There are many factors that come into play when shopping for a mortgage. For some, their interest lies in the size of their monthly payments, however, from my experience I find that the majority look for the lowest interest rate. Now, for someone venturing through this process, there are several common questions that come to mind that you should discuss with your lender. Let’s take a moment and address them one-by-one before you consider signing on the dotted line.
What kind of interest rate can I get?
Of course this is one of the most common questions one would ask, and I think we all know what the answer is based on – you guessed it, your credit score and personal finance history.
Now you may be wondering what the difference is between having a great credit score and an average credit score when it comes to getting a low interest rate. According to MyFICO.com, the best interest rates are still available for those with scores between 760 and 850. At today’s rates, those scores would get an interest rate of 4.2% versus an interest rate of 5.1% for someone with a middling score between 620-639.
So yes, obviously the higher your credit score the better your interest rate. However, there is also a possibility that you could get a little bit of a better rate if you have more equity and higher income, meaning that there is more equity in the home and your debt to income ratio is lower.
Also as a side note, it’s important to keep in mind though that while rates are pretty much standard throughout the industry, unless you lock your rate, it will fluctuate, which is something that you don’t want to deal with later if you can take steps to avoid it now.
Does my rate come with points?
This is also known as buying down a rate. Points are fees that you can pay at closing that are intended to obtain a lower interest and thus, a lower monthly payment. However, in this market you’ll rarely see homeowners buying rates down because of the fact that most homeowners refinance every three years and it simply doesn’t make sense to buy down our rates and pay the fees that come with it.
Let it be known that when you’re shopping for a mortgage the lender makes money in one of two ways. The first way is to charge points upfront which would give you a little bit of a lower rate. The second way is for the lender to charge a little bit of a higher rate and make the points off the back of the rate, meaning you don’t pay money upfront but you will pay a little bit of a higher rate. In this scenario you must check and see if that makes sense. Does saving a point or two points and loan costs makes sense compared to paying a little bit every month extra because of the higher rate? Be sure to do the math.
Is it a fixed-rate or adjustable?
My thoughts on this are that unless you plan on keeping the same loan for long period of time, then it doesn’t make sense to go with a 30 year fixed rate loan. This is due to the simple fact that most people refinance on average every three years. So why would you get a 30 year fixed rate loan which is the most expensive loan out there in the conventional world, when you know you’re going to sell your house in three to five years?
We have been brainwashed by the banks to always get a 30 year fixed rate loan (the most profitable loan for banks because it carries a higher rate) even though over 97% of homeowners refinance every three years.

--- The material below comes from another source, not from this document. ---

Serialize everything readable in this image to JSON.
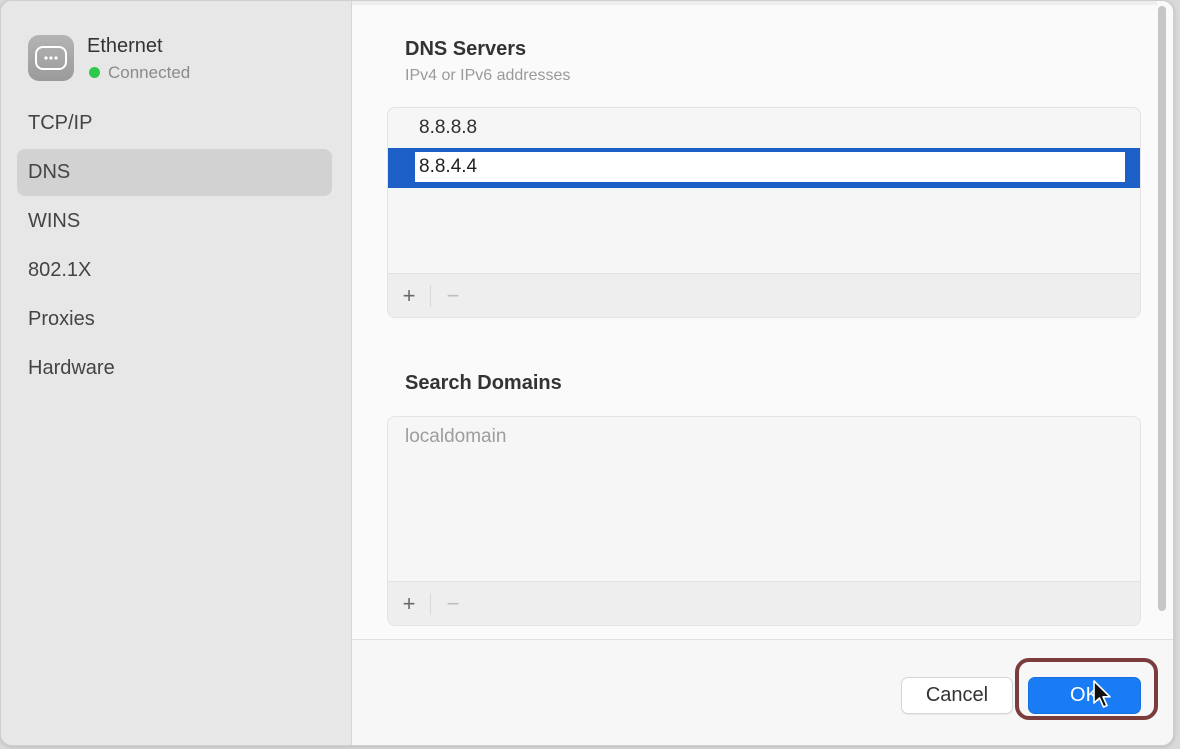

When can you lock my rate?
In the simplest of terms, a rate lock on a mortgage is a guarantee from the lender that your rate will remain the same no matter how rates fluctuate throughout the industry. The fact is, the only thing keeping a lender from locking your rate is their internal guidelines. Some lenders will lock your rate with just your name and Social Security number and others have to fully underwrite your loan and approve you before they lock your rate. Also, a lock rate usually has a small window of between 30 to 60 days, so if you can, try to have your closing fall within that period.
Will I need to get private mortgage insurance?
There are many companies out there that are offering loans without private mortgage insurance or what they call LPMI (Lender Paid Mortgage Insurance) where you pay a little bit of a higher rate and that covers the insurance for you (lender pays it) but typically if there’s less than 20% down payment there is a need for private mortgage insurance except in the case of VA loans.
What fees can I expect from you?
Typically lenders origination fees range anywhere between 1-3% of the loan value to cover the costs of processing the loan, and rather than getting collected from you at the time of settlement, this one-time fee is taken out of the amount that you borrow. In addition to the lender fees, there are also escrow and title fees and some out-of-pocket fees to be aware of, so it’s best to keep that in mind. However, overall on a typical loan, lenders and brokers are charging between 1 to 2.5 points.